|US20050142393 *||Dec 30, 2003||Jun 30, 2005||Boutwell Brett A.||Ceramic of zirconia stabilized in the cubic crystalline phase with three metal oxides (e.g. yttria, ytterbia, hafnia or tantalum oxide); physical vapor deposition onto metal substrate exposed to high temperatures|
|US20050159746 *||Jan 21, 2004||Jul 21, 2005||Dieter Grob||Cervical facet resurfacing implant|
|US20050214916 *||Mar 26, 2004||Sep 29, 2005||Council Of Scientific And Industrial Research||Using fungal bioreactor to synthesize oxide nanoparticles for use in ceramics, electronics, pigments and cosmetics|
|US20060051978 *||Aug 31, 2004||Mar 9, 2006||Jiutao Li||High dielectric constant transition metal oxide materials|
|US20060135652 *||Dec 20, 2004||Jun 22, 2006||Formmat Technologies Inc.||Method for preparing ziconia ceramics using hybrid composites as precursor materials shaped by CAD/CAM process|
|US20060233944 *||Apr 19, 2005||Oct 19, 2006||Zimmer Technology, Inc.||electrodeposition; heat treatment|
|EP1055743A1 *||May 17, 2000||Nov 29, 2000||Tosoh Corporation||Vapor deposition material|
|1||Aleksyniene. Medicinia (Kaunus), vol. 40 (9): 842-849 (2004).|
|2||C. Piconi, Zirconia as a ceramic biomaterial, Biomaterials 20 (1999) 1-25.|
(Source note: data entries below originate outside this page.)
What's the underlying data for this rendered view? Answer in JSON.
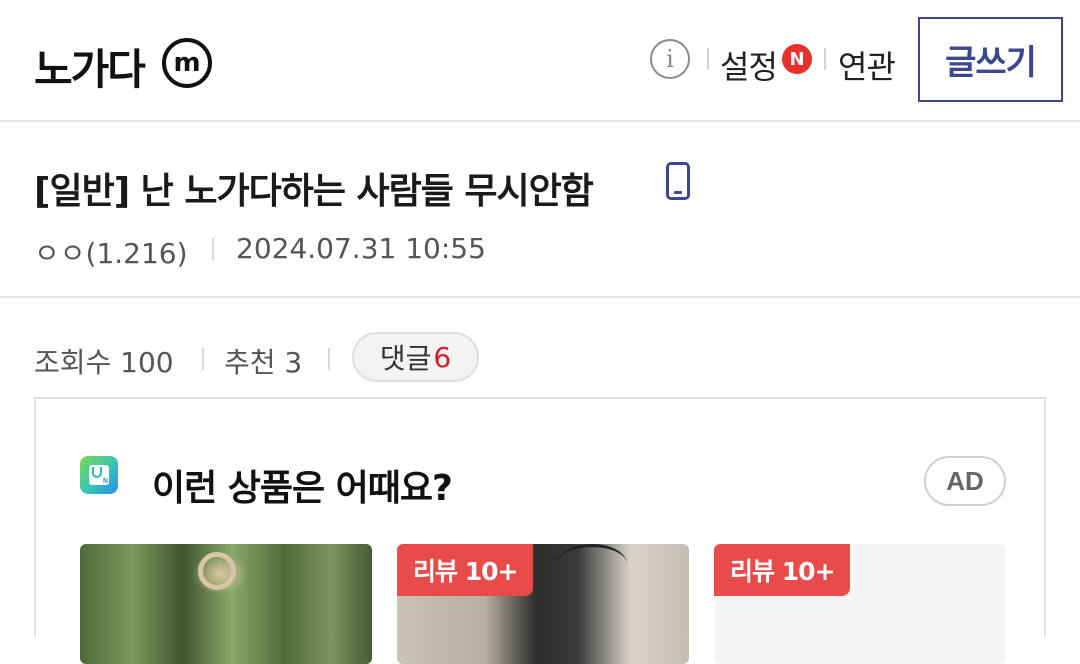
{
  "header": {
    "gallery_title": "노가다",
    "minor_badge": "m",
    "info_icon": "i",
    "settings_label": "설정",
    "new_badge": "N",
    "related_label": "연관",
    "write_button": "글쓰기"
  },
  "post": {
    "title": "[일반] 난 노가다하는 사람들 무시안함",
    "author": "ㅇㅇ(1.216)",
    "date": "2024.07.31 10:55"
  },
  "stats": {
    "views": "조회수 100",
    "recommend": "추천 3",
    "comments_label": "댓글",
    "comments_count": "6"
  },
  "ad": {
    "heading": "이런 상품은 어때요?",
    "badge": "AD",
    "products": [
      {
        "review_badge": ""
      },
      {
        "review_badge": "리뷰 10+"
      },
      {
        "review_badge": "리뷰 10+"
      }
    ]
  },
  "colors": {
    "accent": "#3b4890",
    "comment_count": "#d2232a",
    "new_badge": "#e8312b",
    "review_badge": "#e94a4a"
  },
  "icons": [
    "minor-gallery-icon",
    "info-icon",
    "mobile-icon",
    "shopping-logo-icon"
  ]
}
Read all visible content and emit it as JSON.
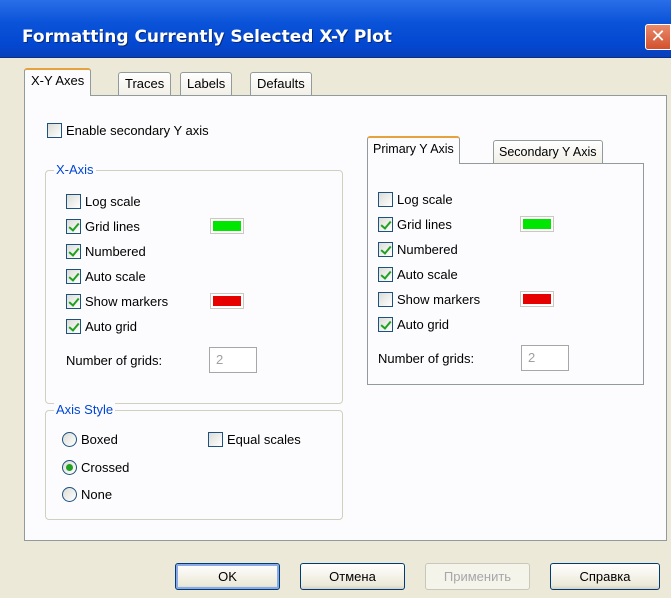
{
  "window": {
    "title": "Formatting Currently Selected X-Y Plot",
    "close_glyph": "✕"
  },
  "tabs": [
    "X-Y Axes",
    "Traces",
    "Labels",
    "Defaults"
  ],
  "enable_secondary": {
    "label": "Enable secondary Y axis",
    "checked": false
  },
  "x_axis": {
    "title": "X-Axis",
    "options": {
      "log_scale": {
        "label": "Log scale",
        "checked": false
      },
      "grid_lines": {
        "label": "Grid lines",
        "checked": true,
        "color": "#00e600"
      },
      "numbered": {
        "label": "Numbered",
        "checked": true
      },
      "auto_scale": {
        "label": "Auto scale",
        "checked": true
      },
      "show_markers": {
        "label": "Show markers",
        "checked": true,
        "color": "#e60000"
      },
      "auto_grid": {
        "label": "Auto grid",
        "checked": true
      }
    },
    "num_grids_label": "Number of grids:",
    "num_grids_value": "2"
  },
  "y_tabs": [
    "Primary Y Axis",
    "Secondary Y Axis"
  ],
  "y_axis": {
    "options": {
      "log_scale": {
        "label": "Log scale",
        "checked": false
      },
      "grid_lines": {
        "label": "Grid lines",
        "checked": true,
        "color": "#00e600"
      },
      "numbered": {
        "label": "Numbered",
        "checked": true
      },
      "auto_scale": {
        "label": "Auto scale",
        "checked": true
      },
      "show_markers": {
        "label": "Show markers",
        "checked": false,
        "color": "#e60000"
      },
      "auto_grid": {
        "label": "Auto grid",
        "checked": true
      }
    },
    "num_grids_label": "Number of grids:",
    "num_grids_value": "2"
  },
  "axis_style": {
    "title": "Axis Style",
    "radios": [
      {
        "label": "Boxed",
        "checked": false
      },
      {
        "label": "Crossed",
        "checked": true
      },
      {
        "label": "None",
        "checked": false
      }
    ],
    "equal_scales": {
      "label": "Equal scales",
      "checked": false
    }
  },
  "buttons": {
    "ok": "OK",
    "cancel": "Отмена",
    "apply": "Применить",
    "help": "Справка"
  }
}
|3||ISR from Application No. 08252074.2, 2008.|
|4||ISR/WO From PCT/US2009/031502, 2009.|
|5||ISR/WO From PCT/US2009/032608, 2009.|
|6||Jegnathian Karthiekeyan. Cold Spray Technology, Mar. 2005, pp. 33-35, ASB Industries, Barberton, OH.|
|7||Morris. J. Bone and Joint Surg., 87-A(7), 1608-1618 (2005).|
|8||Pavoor. Biomat., 27, 1527-1533 (2006).|
|9||Termaat. J. Bone and Joint Surg., 870A(6): 1366-1378 (2005).|
|10||Uthoff. J. Orthop. Scie., 11:118-126 (2006).|
| || |
|U.S. Classification||427/531, 427/523, 427/2.26, 427/529, 623/23.11, 427/585, 427/2.24, 427/2.27|
|International Classification||C23C14/04, C23C14/06, A61F2/36|
|Cooperative Classification||A61L27/306, C23C14/083, A61F2/30767, A61F2002/30983, C23C14/46, A61F2002/30929, A61F2310/00634, A61F2/3094|
|European Classification||A61F2/30L, A61L27/30R, C23C14/46, C23C14/08H|
|Nov 11, 2014||CC||Certificate of correction|
|Jun 22, 2007||AS||Assignment|
Owner name: ZIMMER, INC., INDIANA
Free format text: ASSIGNMENT OF ASSIGNORS INTEREST;ASSIGNORS:ANDERSON, JEFFREY P.;POPOOLA, OLUDELE;REEL/FRAME:019467/0952
Effective date: 20070614